[What is required]:
Gather each line of the records where "icon" appears.

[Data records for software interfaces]
####

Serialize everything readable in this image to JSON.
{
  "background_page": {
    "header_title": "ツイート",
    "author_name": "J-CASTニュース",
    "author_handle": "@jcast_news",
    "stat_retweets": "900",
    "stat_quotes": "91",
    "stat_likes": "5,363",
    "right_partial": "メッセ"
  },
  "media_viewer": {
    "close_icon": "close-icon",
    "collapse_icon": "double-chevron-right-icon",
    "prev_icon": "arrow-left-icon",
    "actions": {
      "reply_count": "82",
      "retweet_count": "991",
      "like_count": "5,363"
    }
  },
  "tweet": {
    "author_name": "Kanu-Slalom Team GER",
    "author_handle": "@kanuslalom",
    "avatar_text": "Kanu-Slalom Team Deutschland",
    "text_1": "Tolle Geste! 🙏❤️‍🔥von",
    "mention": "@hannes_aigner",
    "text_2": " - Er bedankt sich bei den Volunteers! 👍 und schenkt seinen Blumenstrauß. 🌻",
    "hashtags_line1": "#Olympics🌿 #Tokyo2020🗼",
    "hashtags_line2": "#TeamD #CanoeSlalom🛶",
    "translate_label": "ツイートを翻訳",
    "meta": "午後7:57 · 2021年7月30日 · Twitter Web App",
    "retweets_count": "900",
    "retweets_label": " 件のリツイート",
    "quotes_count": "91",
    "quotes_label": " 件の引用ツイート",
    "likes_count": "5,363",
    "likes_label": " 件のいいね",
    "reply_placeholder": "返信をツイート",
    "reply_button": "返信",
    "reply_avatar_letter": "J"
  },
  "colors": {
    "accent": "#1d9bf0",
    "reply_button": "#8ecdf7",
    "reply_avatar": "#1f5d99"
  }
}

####

[Task answer]:
    "close_icon": "close-icon",
    "collapse_icon": "double-chevron-right-icon",
    "prev_icon": "arrow-left-icon",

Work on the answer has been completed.